While I had heard of bananas living in local landscapes, I had not seriously considered them for my own garden assuming that they would do poorly and look out of place. Now observing how they have thrived, tripled in size, and bear clusters of colorful small ornamental bananas each year, I see their potential for adding flare and interest to the garden. Combined with other similarly exotic looking plants such as red leafed canna lilies and the saucer sized flowers of hibiscus, they make a striking display.
The pink velvet banana is a type of cold hardy banana that does well up to USDA planting zone 7 when planted in full sun. While banana plants are often referred to as banana trees, they are actually the largest herbaceous perennial! In cold climates they will die back after the first frost of winter. Caring for the bananas during winter is relatively simple, however. Before frost, cut back the stems and leaves to about 8 to 10 inches above the ground and cover with heavy mulch. In spring, after the danger of frost has passed, remove the mulch from the crown. Bananas can also be planted in pots and kept indoors during winter.
Left:The pink bananas are now about 8 feet tall. Right: A close up of the colorful bright pink banana fruits.
Leave a Reply.
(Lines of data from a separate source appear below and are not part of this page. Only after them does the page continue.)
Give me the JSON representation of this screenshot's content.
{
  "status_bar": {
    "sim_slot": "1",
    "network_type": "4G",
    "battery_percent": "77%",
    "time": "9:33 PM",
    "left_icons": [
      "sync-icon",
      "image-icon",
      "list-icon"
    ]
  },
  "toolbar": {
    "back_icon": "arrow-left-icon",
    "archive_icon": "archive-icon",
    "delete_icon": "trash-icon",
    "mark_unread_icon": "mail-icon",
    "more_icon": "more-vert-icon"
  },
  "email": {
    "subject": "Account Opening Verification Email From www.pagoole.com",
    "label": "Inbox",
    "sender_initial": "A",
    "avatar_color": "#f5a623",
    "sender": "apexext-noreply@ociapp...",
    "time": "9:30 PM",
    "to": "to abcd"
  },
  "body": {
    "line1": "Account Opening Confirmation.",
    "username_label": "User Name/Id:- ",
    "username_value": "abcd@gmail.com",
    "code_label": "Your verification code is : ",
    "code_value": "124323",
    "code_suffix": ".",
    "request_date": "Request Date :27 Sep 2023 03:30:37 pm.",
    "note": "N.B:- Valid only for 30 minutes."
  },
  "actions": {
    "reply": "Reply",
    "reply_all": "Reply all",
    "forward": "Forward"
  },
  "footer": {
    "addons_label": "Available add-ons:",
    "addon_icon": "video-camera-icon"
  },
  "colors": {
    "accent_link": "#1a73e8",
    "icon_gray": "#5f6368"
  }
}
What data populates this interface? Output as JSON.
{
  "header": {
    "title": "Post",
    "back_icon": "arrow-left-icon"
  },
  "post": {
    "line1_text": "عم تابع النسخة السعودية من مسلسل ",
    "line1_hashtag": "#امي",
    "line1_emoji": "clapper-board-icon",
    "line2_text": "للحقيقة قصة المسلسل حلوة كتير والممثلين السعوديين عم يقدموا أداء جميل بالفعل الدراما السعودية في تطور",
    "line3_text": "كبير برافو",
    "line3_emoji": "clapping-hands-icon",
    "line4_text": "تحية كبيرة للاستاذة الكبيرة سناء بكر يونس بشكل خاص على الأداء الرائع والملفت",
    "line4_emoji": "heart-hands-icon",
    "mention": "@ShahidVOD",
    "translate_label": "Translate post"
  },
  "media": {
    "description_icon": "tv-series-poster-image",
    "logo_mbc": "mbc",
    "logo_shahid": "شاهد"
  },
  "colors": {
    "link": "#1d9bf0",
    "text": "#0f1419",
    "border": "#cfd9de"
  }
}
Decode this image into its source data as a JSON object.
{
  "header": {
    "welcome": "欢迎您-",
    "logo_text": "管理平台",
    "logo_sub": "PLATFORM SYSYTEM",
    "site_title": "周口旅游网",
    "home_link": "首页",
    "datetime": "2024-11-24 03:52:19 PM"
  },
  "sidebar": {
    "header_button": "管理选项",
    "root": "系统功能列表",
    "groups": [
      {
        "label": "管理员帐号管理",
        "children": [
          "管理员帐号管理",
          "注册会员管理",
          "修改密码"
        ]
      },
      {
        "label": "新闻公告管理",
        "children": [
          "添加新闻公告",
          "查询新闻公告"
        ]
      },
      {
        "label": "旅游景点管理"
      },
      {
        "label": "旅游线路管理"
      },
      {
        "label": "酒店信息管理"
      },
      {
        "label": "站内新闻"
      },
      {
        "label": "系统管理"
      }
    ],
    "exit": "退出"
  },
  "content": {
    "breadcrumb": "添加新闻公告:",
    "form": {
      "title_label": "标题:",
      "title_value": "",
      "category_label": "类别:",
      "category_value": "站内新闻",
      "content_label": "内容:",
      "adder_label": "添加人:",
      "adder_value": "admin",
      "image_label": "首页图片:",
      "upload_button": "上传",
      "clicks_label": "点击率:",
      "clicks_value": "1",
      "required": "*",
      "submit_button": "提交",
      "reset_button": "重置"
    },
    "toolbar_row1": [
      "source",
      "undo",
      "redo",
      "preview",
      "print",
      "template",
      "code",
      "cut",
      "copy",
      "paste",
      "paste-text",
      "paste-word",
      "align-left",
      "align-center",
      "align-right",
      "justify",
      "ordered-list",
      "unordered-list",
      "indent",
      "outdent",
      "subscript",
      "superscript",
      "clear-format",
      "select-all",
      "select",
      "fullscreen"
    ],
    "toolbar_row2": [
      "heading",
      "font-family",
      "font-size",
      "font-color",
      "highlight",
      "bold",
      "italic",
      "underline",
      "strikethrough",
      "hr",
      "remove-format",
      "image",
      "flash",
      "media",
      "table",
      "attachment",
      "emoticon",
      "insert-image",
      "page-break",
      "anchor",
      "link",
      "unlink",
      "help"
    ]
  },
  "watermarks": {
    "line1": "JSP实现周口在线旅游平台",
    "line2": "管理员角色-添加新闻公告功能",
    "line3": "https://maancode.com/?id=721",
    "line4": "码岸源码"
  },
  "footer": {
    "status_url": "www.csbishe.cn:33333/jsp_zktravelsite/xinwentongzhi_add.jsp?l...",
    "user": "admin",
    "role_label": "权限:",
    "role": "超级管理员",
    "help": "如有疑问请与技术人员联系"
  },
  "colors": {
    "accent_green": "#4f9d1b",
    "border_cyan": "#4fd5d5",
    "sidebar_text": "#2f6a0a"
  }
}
Annette Bartlett-Golden paints a wide range of subjects from landscapes to animals and makes abstract works with paper. Using vibrant colors, she imparts a sense of immediacy, vivacity and optimism to her paintings and paper collages.